Study: Cannabinoids Show Potential In Reducing Nausea
September 03, 2013
Study: THCV, CBDV May Reduce Nausea In Humans
Although many of the benefits of cannabis go unreported, it has become a relatively common treatment for the experience of nausea. In fact, one of the most common conditions for which medical cannabis is prescribed is chemotherapy-induced nausea. This should come as no surprise; cannabis has been successful in treating a number of chemotherapy’s side effects, including heart failure.
Despite the effect cannabis has on nausea, there is not much information available as to why. A recent study, published in the British Journal of Pharmacology, investigated nausea’s relationship with

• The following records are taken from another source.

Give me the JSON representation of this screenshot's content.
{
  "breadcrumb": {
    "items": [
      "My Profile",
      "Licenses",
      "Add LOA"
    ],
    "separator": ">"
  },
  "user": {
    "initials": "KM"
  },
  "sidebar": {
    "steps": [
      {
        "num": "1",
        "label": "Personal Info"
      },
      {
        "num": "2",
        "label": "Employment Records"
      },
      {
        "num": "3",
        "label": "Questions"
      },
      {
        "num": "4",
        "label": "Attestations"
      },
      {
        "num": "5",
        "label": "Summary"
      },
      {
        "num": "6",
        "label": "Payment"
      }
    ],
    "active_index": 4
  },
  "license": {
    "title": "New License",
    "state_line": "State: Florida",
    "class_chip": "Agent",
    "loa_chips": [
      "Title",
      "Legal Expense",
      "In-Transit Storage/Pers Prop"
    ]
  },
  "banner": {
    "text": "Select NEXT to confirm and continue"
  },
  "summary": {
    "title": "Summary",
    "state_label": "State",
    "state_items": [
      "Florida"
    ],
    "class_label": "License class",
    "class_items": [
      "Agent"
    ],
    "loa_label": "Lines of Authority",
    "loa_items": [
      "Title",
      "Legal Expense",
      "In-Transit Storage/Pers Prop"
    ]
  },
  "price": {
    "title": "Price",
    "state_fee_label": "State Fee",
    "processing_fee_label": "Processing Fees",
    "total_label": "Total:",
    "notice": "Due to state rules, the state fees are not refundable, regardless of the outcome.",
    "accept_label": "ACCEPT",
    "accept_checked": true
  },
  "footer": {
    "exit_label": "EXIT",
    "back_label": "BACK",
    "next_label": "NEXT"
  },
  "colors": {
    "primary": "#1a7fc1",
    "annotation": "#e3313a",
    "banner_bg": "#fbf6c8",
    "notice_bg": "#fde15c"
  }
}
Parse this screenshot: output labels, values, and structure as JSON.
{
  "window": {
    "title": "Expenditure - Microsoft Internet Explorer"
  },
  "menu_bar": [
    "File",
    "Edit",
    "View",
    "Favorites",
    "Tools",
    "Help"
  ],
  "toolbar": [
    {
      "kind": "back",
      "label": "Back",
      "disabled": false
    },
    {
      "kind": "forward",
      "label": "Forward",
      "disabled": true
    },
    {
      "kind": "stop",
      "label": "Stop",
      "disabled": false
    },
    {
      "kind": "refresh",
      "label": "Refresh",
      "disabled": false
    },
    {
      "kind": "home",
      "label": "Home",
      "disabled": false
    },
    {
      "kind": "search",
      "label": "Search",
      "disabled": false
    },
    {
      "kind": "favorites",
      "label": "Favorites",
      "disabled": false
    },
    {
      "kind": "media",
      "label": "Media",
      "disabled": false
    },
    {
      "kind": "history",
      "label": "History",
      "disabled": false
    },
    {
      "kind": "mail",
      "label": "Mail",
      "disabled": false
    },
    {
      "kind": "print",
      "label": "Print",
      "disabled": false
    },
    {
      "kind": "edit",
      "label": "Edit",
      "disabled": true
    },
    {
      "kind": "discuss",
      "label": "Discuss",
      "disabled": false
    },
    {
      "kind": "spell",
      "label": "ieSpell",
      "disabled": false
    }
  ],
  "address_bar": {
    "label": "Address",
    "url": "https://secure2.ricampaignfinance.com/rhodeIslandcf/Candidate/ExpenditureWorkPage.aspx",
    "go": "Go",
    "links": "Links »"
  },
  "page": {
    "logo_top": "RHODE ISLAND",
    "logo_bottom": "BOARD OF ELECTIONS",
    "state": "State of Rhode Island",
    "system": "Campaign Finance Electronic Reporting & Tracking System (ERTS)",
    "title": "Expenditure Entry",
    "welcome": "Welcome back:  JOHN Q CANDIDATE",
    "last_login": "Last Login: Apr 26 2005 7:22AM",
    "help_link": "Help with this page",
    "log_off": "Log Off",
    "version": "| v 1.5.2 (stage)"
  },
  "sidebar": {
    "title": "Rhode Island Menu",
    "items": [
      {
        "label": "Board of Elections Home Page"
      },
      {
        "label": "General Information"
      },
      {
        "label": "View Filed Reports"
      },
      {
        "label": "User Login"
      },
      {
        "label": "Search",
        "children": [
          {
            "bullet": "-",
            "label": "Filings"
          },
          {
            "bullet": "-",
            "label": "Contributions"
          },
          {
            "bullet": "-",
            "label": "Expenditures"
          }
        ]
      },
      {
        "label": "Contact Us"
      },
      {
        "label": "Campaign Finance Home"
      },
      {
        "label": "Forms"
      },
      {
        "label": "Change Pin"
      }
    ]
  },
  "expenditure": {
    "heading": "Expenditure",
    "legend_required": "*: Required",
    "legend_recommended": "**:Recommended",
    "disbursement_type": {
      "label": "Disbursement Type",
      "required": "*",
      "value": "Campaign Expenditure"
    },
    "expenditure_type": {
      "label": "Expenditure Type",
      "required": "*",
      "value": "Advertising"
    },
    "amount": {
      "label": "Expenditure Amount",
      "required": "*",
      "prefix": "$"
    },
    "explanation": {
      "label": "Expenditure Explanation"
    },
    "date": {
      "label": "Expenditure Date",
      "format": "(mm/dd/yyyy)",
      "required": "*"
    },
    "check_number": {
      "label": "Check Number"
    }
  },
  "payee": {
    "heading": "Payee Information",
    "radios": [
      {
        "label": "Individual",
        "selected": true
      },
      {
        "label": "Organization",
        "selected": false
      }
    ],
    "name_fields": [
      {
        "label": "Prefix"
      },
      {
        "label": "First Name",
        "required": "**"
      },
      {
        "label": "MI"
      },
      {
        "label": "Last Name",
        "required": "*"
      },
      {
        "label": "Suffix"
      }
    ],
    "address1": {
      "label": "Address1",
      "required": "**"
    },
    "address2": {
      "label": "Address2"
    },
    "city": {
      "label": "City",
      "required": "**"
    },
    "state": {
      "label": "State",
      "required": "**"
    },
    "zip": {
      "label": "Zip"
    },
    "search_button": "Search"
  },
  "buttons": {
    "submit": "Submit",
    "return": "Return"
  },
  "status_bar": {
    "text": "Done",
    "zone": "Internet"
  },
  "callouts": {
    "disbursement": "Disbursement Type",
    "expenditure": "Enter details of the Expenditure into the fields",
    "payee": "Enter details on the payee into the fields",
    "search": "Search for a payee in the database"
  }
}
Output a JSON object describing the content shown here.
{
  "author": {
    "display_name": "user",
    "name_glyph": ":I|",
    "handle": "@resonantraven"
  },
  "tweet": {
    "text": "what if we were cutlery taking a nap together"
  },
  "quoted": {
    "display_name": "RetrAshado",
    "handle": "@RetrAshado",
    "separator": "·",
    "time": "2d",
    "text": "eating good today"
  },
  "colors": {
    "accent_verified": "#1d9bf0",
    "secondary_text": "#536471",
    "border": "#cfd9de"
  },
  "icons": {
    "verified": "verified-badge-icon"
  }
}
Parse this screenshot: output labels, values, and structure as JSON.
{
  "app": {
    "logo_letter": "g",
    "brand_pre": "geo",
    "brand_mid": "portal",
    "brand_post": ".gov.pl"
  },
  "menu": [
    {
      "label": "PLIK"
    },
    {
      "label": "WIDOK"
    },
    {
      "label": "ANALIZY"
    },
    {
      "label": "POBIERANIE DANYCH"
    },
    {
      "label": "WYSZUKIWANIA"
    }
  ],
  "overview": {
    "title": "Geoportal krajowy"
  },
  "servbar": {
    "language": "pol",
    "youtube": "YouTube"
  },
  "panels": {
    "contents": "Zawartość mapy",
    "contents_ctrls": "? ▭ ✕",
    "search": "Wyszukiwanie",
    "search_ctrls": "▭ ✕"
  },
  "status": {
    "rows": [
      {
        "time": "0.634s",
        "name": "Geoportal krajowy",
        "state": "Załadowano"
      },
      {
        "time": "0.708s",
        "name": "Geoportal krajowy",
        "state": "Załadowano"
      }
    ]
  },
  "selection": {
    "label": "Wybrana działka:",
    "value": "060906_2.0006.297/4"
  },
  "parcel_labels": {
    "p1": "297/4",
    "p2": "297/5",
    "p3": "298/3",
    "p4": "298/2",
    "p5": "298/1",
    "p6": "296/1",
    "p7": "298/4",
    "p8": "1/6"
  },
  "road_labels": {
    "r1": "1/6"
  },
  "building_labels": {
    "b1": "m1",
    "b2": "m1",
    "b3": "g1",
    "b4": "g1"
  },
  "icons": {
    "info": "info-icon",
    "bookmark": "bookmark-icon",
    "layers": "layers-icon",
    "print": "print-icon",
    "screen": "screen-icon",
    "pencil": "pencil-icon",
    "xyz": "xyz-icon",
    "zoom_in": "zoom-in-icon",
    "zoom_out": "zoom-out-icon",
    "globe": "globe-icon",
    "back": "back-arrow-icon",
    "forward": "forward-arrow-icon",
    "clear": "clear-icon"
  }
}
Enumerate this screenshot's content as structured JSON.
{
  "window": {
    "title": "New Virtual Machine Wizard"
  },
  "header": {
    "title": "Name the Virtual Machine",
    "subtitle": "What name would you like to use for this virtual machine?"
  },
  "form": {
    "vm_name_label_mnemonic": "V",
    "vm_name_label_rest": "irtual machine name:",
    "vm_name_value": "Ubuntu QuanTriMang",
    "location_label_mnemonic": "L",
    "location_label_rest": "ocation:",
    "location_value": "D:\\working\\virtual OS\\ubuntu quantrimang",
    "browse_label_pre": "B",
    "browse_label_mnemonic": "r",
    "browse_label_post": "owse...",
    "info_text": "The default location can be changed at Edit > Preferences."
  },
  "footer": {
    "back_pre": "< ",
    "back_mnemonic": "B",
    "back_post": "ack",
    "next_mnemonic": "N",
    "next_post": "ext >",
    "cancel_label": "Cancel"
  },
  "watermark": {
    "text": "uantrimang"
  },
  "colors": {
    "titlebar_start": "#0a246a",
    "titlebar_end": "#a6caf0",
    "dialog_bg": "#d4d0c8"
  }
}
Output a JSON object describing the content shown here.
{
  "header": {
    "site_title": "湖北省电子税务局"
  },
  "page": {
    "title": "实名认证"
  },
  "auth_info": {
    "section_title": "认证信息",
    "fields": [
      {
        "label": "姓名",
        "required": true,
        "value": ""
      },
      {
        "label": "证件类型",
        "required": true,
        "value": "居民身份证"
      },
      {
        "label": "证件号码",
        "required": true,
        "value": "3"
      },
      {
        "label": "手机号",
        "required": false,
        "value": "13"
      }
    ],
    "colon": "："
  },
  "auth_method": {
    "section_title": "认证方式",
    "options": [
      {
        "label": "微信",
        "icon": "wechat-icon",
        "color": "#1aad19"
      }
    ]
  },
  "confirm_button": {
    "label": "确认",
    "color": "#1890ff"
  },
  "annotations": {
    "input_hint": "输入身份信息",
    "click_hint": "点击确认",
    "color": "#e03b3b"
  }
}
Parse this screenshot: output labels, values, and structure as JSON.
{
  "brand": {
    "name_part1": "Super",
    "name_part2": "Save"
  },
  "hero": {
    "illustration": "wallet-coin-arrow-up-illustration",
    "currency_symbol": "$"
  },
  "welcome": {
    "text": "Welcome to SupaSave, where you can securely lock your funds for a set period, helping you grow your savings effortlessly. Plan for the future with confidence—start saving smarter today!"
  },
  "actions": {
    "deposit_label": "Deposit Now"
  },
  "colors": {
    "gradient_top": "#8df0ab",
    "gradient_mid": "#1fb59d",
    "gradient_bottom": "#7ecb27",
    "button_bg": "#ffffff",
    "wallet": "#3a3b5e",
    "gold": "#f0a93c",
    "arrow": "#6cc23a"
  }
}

Cannabinoids Counteracted Nausea From Anti-Obesity Drugs
The study, which was conducted in Ontario, Canada, compared THCV and CBDV with an anti-obesity drug called rimonabant. Although it has shown promise in preventing obesity, rimonabant was never approved in the US because of its side effect profile.
Rimonabant has been linked to severe depression and suicidal thoughts, as well as nausea.
The researchers first treated rats with THCV, CBDV, or rimonabant to test whether the substance would induce nausea. As expected, the rimonabant produced a nauseous reaction, whereas the cannabinoids did not. Combining that with the fact THCV is believed to be an appetite suppressant, it may represent a safe alternative for rimonabant in fighting obesity. The next step of the study was to test the effect of cannabinoids on nausea. Researchers induced nausea in the rats with a toxin and treated them with 10-20 mg of THCV or CBDV. According to their results, both cannabinoids reduced the rats’ experience with nausea.
According to the study’s author, tetrahydrocannabivarin (THCV) and